The full set of records below is to be reproduced without a single alteration.
Top of SOURCE MATERIAL
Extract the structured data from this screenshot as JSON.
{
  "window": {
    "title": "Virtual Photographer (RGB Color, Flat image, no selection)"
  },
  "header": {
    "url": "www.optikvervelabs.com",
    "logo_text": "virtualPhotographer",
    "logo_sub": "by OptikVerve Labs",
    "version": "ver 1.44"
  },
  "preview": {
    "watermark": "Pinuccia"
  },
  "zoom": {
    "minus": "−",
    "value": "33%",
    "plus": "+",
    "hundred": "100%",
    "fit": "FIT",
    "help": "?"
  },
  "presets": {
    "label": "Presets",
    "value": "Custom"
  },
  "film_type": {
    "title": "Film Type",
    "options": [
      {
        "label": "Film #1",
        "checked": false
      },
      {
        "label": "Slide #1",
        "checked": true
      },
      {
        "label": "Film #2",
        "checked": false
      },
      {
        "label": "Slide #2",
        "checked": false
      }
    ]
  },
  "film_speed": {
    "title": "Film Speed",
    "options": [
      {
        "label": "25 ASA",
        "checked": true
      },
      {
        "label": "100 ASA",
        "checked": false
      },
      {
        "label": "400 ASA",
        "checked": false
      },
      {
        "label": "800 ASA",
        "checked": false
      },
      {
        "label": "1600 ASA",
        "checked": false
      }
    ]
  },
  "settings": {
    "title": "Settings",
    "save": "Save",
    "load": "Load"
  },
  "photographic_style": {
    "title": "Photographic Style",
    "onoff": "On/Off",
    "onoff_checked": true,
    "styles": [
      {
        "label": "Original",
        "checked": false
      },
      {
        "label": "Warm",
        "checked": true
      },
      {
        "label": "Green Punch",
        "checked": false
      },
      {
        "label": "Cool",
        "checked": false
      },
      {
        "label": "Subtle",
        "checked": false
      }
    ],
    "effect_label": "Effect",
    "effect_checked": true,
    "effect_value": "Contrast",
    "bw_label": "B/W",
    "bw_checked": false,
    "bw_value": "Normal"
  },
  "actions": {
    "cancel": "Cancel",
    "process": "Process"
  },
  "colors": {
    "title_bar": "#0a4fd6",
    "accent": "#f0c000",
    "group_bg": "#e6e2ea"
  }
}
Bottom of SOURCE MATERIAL
=== YOUR RESPONSE ===
Extract the structured data from this screenshot as JSON.
{
  "window": {
    "title": "Virtual Photographer (RGB Color, Flat image, no selection)"
  },
  "header": {
    "url": "www.optikvervelabs.com",
    "logo_text": "virtualPhotographer",
    "logo_sub": "by OptikVerve Labs",
    "version": "ver 1.44"
  },
  "preview": {
    "watermark": "Pinuccia"
  },
  "zoom": {
    "minus": "−",
    "value": "33%",
    "plus": "+",
    "hundred": "100%",
    "fit": "FIT",
    "help": "?"
  },
  "presets": {
    "label": "Presets",
    "value": "Custom"
  },
  "film_type": {
    "title": "Film Type",
    "options": [
      {
        "label": "Film #1",
        "checked": false
      },
      {
        "label": "Slide #1",
        "checked": true
      },
      {
        "label": "Film #2",
        "checked": false
      },
      {
        "label": "Slide #2",
        "checked": false
      }
    ]
  },
  "film_speed": {
    "title": "Film Speed",
    "options": [
      {
        "label": "25 ASA",
        "checked": true
      },
      {
        "label": "100 ASA",
        "checked": false
      },
      {
        "label": "400 ASA",
        "checked": false
      },
      {
        "label": "800 ASA",
        "checked": false
      },
      {
        "label": "1600 ASA",
        "checked": false
      }
    ]
  },
  "settings": {
    "title": "Settings",
    "save": "Save",
    "load": "Load"
  },
  "photographic_style": {
    "title": "Photographic Style",
    "onoff": "On/Off",
    "onoff_checked": true,
    "styles": [
      {
        "label": "Original",
        "checked": false
      },
      {
        "label": "Warm",
        "checked": true
      },
      {
        "label": "Green Punch",
        "checked": false
      },
      {
        "label": "Cool",
        "checked": false
      },
      {
        "label": "Subtle",
        "checked": false
      }
    ],
    "effect_label": "Effect",
    "effect_checked": true,
    "effect_value": "Contrast",
    "bw_label": "B/W",
    "bw_checked": false,
    "bw_value": "Normal"
  },
  "actions": {
    "cancel": "Cancel",
    "process": "Process"
  },
  "colors": {
    "title_bar": "#0a4fd6",
    "accent": "#f0c000",
    "group_bg": "#e6e2ea"
  }
}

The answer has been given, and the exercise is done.